Phone and service bargains


Here’s a curiosity: There’s a little pricing kink in phone service that allows some phone users to get better phones and service at a lower cost. That kink is just that “prepaid” plans are much less expensive than “postpaid,” and if you shop around you can find great phones to go with them. Here are the top two prepaid alternatives I have found:

Google Pixel phone

  1. Project Fi. I have been testing this plan and it’s working great for me. Under this plan, you pay $20 a month for unlimited talk and text, and then $10 per GB for the data you use. I usually use about .5 GB in a month, so my bill is $25 plus tax. Better yet, the phone is built to seek out Wi-Fi networks to get you free data when possible. When you’re out of Wi-Fi range, the phone looks for coverage from Sprint, T-Mobile and U.S. Cellular — and picks the best. Critics complain that only a few phones are Project Fi compliant — but to me it’s worth it to get one of those phones. (Check out the possibilities; more may be on the way; to really save money, get a refurbished older Project Fi phone).
  2. Republic Wireless. A family member is testing this for me, and he reports great results. With rates similar to Project Fi, a tendency to use free Wi-Fi when it’s available, and the Sprint network otherwise, it’s a worthy competitor.
  3. Total Wireless. My Project Fi coverage is great — but, let’s face it, Verizon still has the best national network. If you want access to that network with a prepaid plan, check out Walmart’s Total Wireless. You don’t get the best selection of phones, but you do get that Verizon network and you’ll still save a lot over conventional Verizon service.

Important note: If you are taken in by a phone that’s “free” but costs you every month in higher charges, you probably won’t like a prepaid plan. In prepaid plans, you pay a real up-front price for the phone and then save every month. A “free” phone can end up being quite expensive!

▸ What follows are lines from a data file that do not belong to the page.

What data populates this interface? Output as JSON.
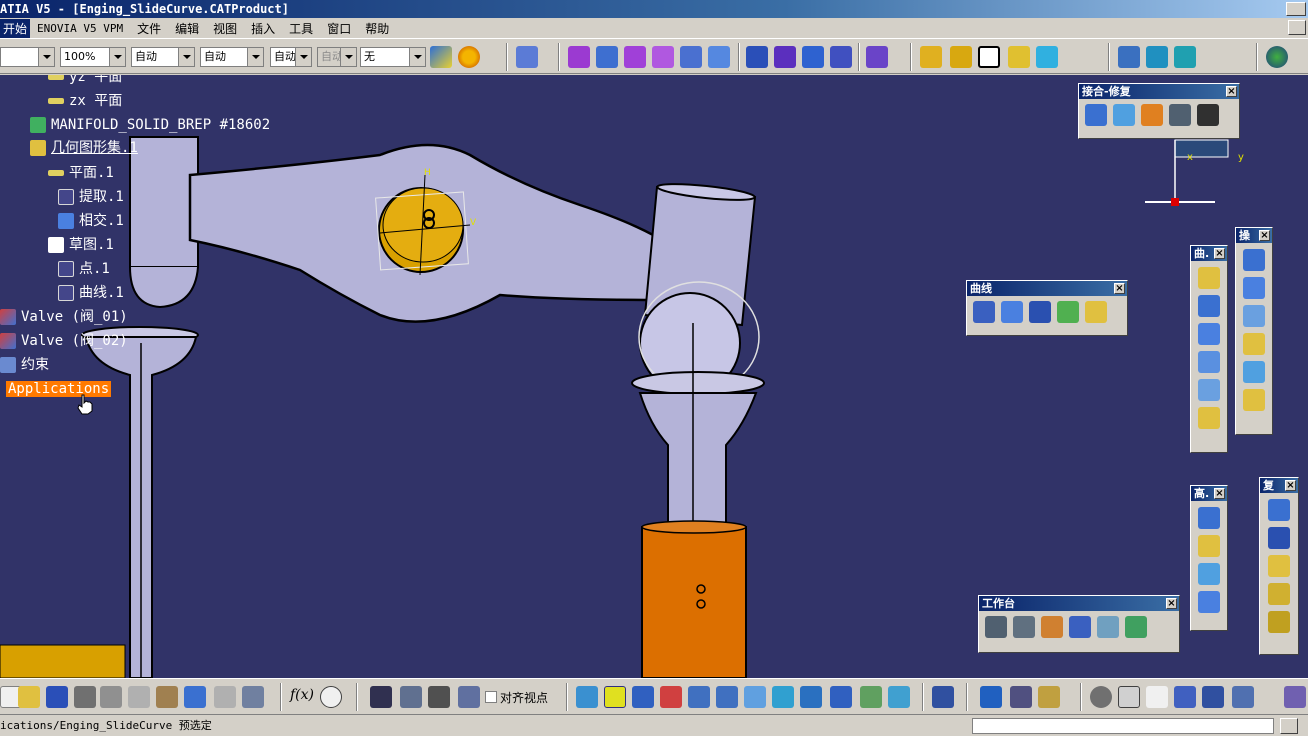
{
  "window": {
    "title": "ATIA V5 - [Enging_SlideCurve.CATProduct]"
  },
  "menu": {
    "items": [
      "开始",
      "ENOVIA V5 VPM",
      "文件",
      "编辑",
      "视图",
      "插入",
      "工具",
      "窗口",
      "帮助"
    ]
  },
  "toolbar_top": {
    "combo1": "",
    "zoom": "100%",
    "combo3": "自动",
    "combo4": "自动",
    "combo5": "自动",
    "combo6_disabled": "自动",
    "combo7": "无"
  },
  "tree": {
    "items": [
      {
        "label": "yz 平面"
      },
      {
        "label": "zx 平面"
      },
      {
        "label": "MANIFOLD_SOLID_BREP #18602"
      },
      {
        "label": "几何图形集.1"
      },
      {
        "label": "平面.1"
      },
      {
        "label": "提取.1"
      },
      {
        "label": "相交.1"
      },
      {
        "label": "草图.1"
      },
      {
        "label": "点.1"
      },
      {
        "label": "曲线.1"
      },
      {
        "label": "Valve (阀_01)"
      },
      {
        "label": "Valve (阀_02)"
      },
      {
        "label": "约束"
      },
      {
        "label": "Applications"
      }
    ]
  },
  "floating_toolbars": {
    "join_heal": {
      "title": "接合-修复"
    },
    "curves": {
      "title": "曲线"
    },
    "curves_short": {
      "title": "曲."
    },
    "operations": {
      "title": "操"
    },
    "advanced": {
      "title": "高."
    },
    "replication": {
      "title": "复"
    },
    "workbench": {
      "title": "工作台"
    }
  },
  "compass": {
    "x_label": "x",
    "y_label": "y"
  },
  "sketch": {
    "h_label": "H",
    "v_label": "V"
  },
  "toolbar_bottom": {
    "align_viewpoint_label": "对齐视点",
    "formula_label": "f(x)"
  },
  "status": {
    "text": "ications/Enging_SlideCurve 预选定"
  },
  "colors": {
    "viewport_bg": "#313368",
    "part_fill": "#b4b3d8",
    "selected_bg": "#ff7a00",
    "pin_orange": "#dc6f00",
    "disc_gold": "#d8a000"
  }
}
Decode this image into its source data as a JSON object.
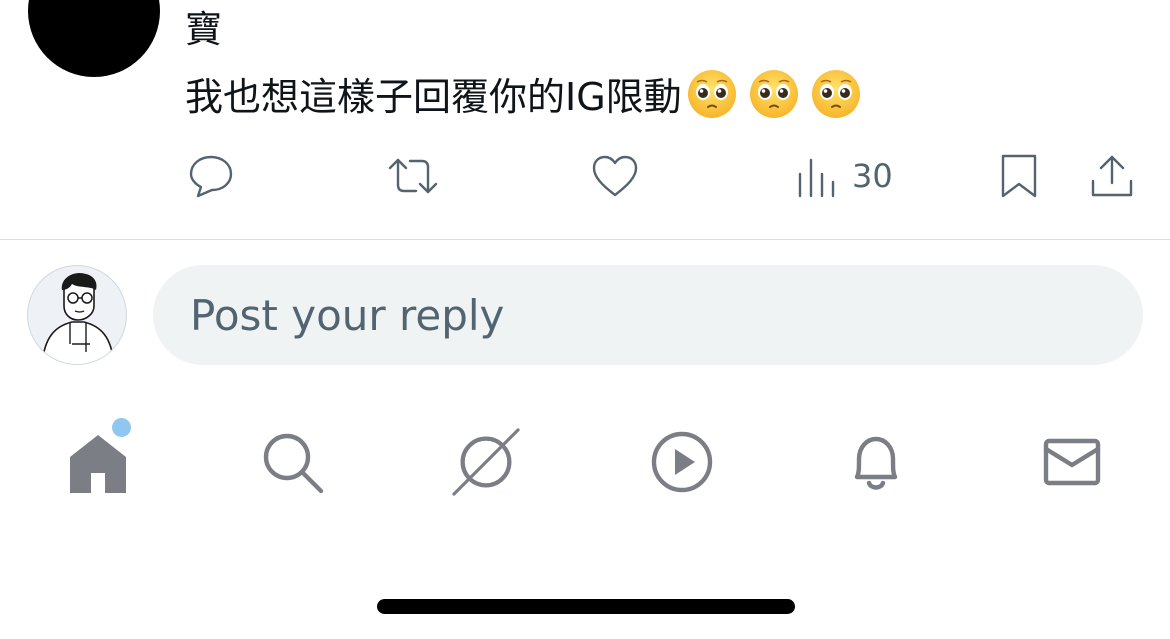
{
  "tweet": {
    "author_name": "寶",
    "text": "我也想這樣子回覆你的IG限動",
    "emojis": [
      "pleading-face-emoji",
      "pleading-face-emoji",
      "pleading-face-emoji"
    ],
    "actions": {
      "reply_icon": "speech-bubble-icon",
      "repost_icon": "repost-arrows-icon",
      "like_icon": "heart-icon",
      "views_icon": "bar-chart-icon",
      "views_count": "30",
      "bookmark_icon": "bookmark-icon",
      "share_icon": "share-upload-icon"
    }
  },
  "reply": {
    "placeholder": "Post your reply",
    "avatar_icon": "cartoon-person-with-glasses"
  },
  "tab_bar": {
    "items": [
      {
        "name": "home",
        "icon": "house-icon",
        "has_notification_dot": true
      },
      {
        "name": "search",
        "icon": "magnifier-icon"
      },
      {
        "name": "grok",
        "icon": "grok-slash-icon"
      },
      {
        "name": "video",
        "icon": "play-circle-icon"
      },
      {
        "name": "notifications",
        "icon": "bell-icon"
      },
      {
        "name": "messages",
        "icon": "envelope-icon"
      }
    ],
    "colors": {
      "icon": "#7b7f85",
      "notification_dot": "#8ec8f1"
    }
  },
  "colors": {
    "text": "#0f1419",
    "secondary": "#536471",
    "input_bg": "#eff3f4",
    "divider": "#dadee2"
  }
}
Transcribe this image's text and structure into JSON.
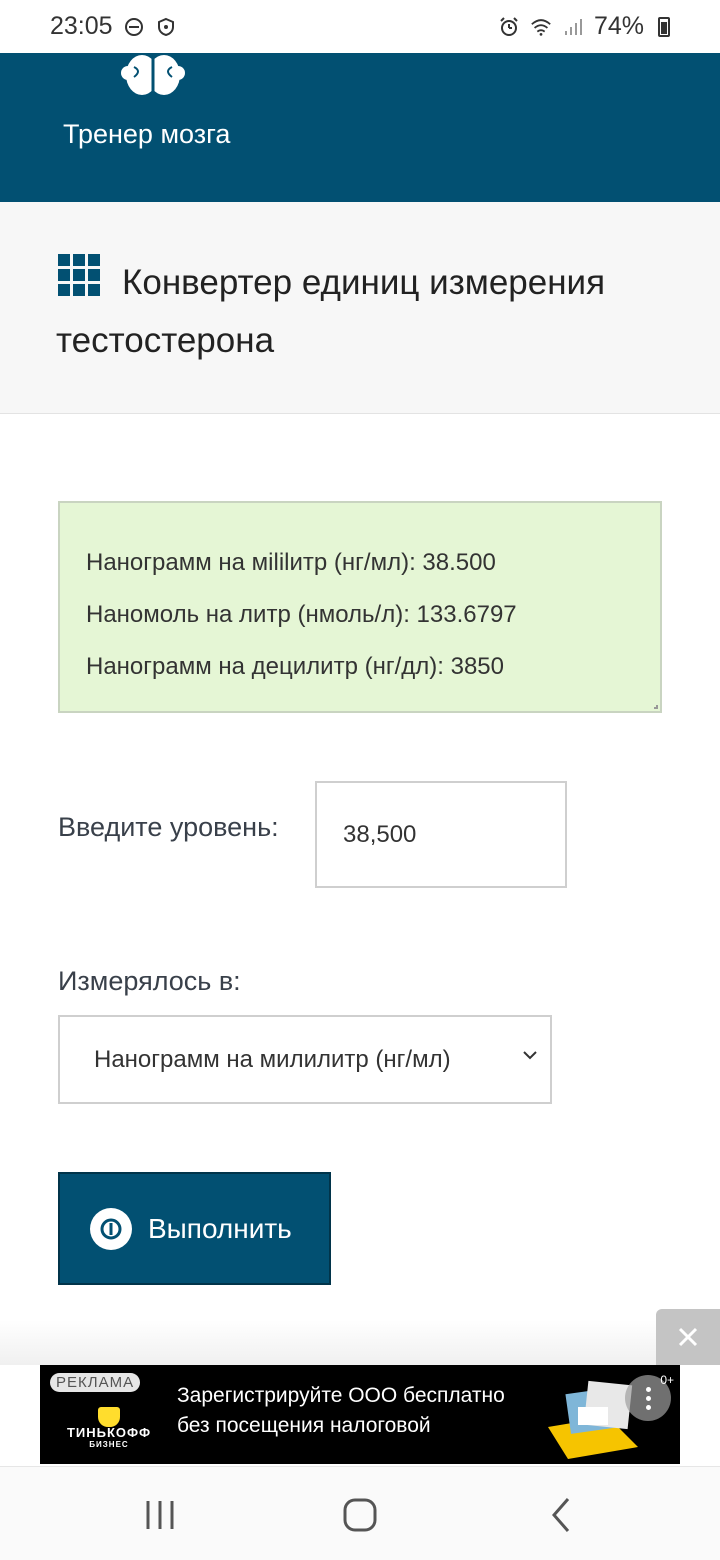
{
  "status_bar": {
    "time": "23:05",
    "battery": "74%",
    "icons": [
      "do-not-disturb-icon",
      "vpn-shield-icon",
      "alarm-icon",
      "wifi-icon",
      "signal-icon",
      "battery-icon"
    ]
  },
  "header": {
    "app_title": "Тренер мозга",
    "logo_icon": "brain-icon",
    "background_color": "#025072"
  },
  "page": {
    "title": "Конвертер единиц измерения тестостерона",
    "title_icon": "grid-icon"
  },
  "results": {
    "lines": [
      "Нанограмм на мililитр (нг/мл): 38.500",
      "Наномоль на литр (нмоль/л): 133.6797",
      "Нанограмм на децилитр (нг/дл): 3850"
    ],
    "background_color": "#e5f6d5"
  },
  "form": {
    "level_label": "Введите уровень:",
    "level_value": "38,500",
    "measured_label": "Измерялось в:",
    "unit_selected": "Нанограмм на милилитр (нг/мл)",
    "submit_label": "Выполнить"
  },
  "ad": {
    "tag": "РЕКЛАМА",
    "brand": "ТИНЬКОФФ",
    "brand_sub": "БИЗНЕС",
    "text_line1": "Зарегистрируйте ООО бесплатно",
    "text_line2": "без посещения налоговой",
    "age": "0+"
  },
  "nav": {
    "icons": [
      "recent-apps-icon",
      "home-icon",
      "back-icon"
    ]
  }
}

I’m not sure why conventional (“postpaid”) wireless is such a bad deal. In the U.S., by historical accident, prepaid became the less prestigious option (think “burner” phones used by bad guys). But prepaid is the norm in other parts of the world and it’s the best deal in the U.S.